Selective androgen receptor modulators (SARMs) have shown beneficial effects on muscle wasting, general physical function and bone properties in male mammals. However, data on the effects of SARMs in postmenopausal osteoporotic bone are scarce. We evaluated the effects of the SARM drug ostarine on postmenopausal osteoporotic bone in a rat osteoporosis model. Ovariectomy was performed on 46 of 56 3-month-old female Sprague-Dawley rats. Eight weeks after ovariectomy, ostarine was orally administered daily for 5 weeks in dosages of 0.04 (low, OVX + Ost. 0.04), 0.4 (intermediate, OVX + Ost. 0.4), and 4 mg/kg (high, OVX + Ost. 4) body weight. Another ovariectomized group received no ostarine. Lumbar vertebrae and femora were removed for biomechanical, gene expression, ashing, and computer tomography analyses. Low dose showed no effects. The effects of intermediate and high doses were comparable overall. Improvements were mainly seen in structural properties such as bone mineral density and bone volume density. However, the effects in femora were superior to effects in vertebrae. Ostarine treatment for 5 weeks did not improve significantly biomechanical properties. mRNA expression of the receptor activator of NF-κB ligand decreased after treatment, and uterine weight increased. Serum levels of phosphorus increased following ostarine treatment in intermediate and high-dose groups. Short-term treatment of osteoporotic bone with ostarine leads to improvement of several microstructural bone indices. While we did not observe changes in biomechanics, it is conceivable that longer treatment may also improve biomechanical properties. Further studies are needed to characterize longer time effects and side effects of ostarine in osteoporosis.
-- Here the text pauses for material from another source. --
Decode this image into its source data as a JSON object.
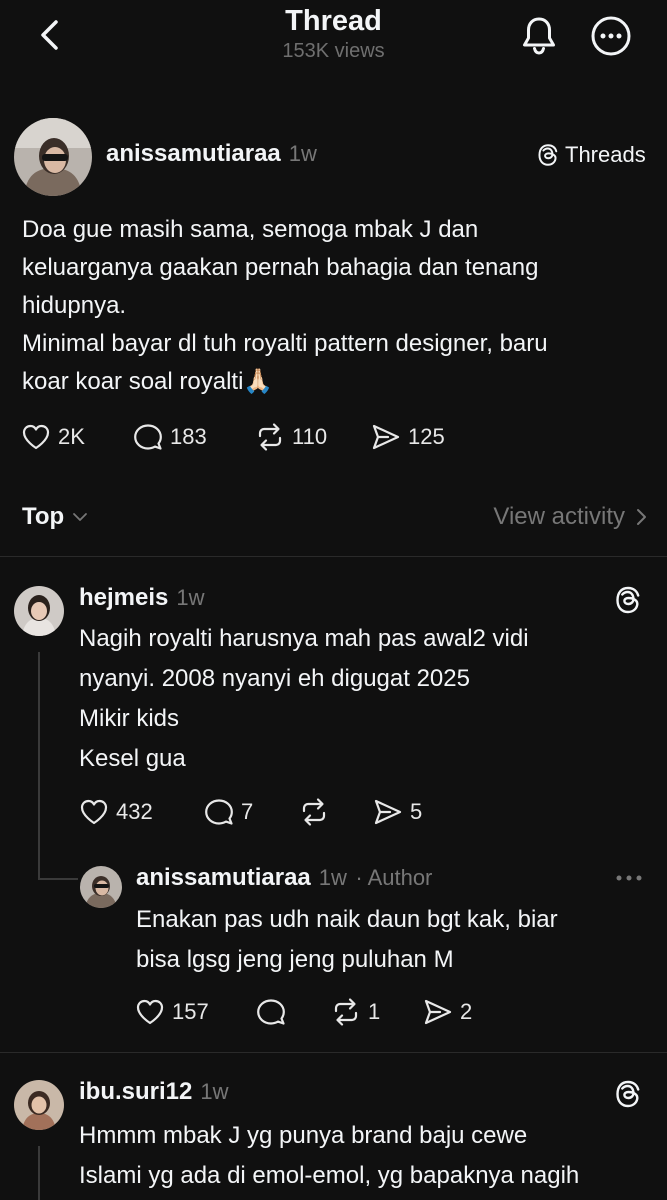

Keywords: Ostarine; Osteoporosis; Rat model of osteoporosis; SARM.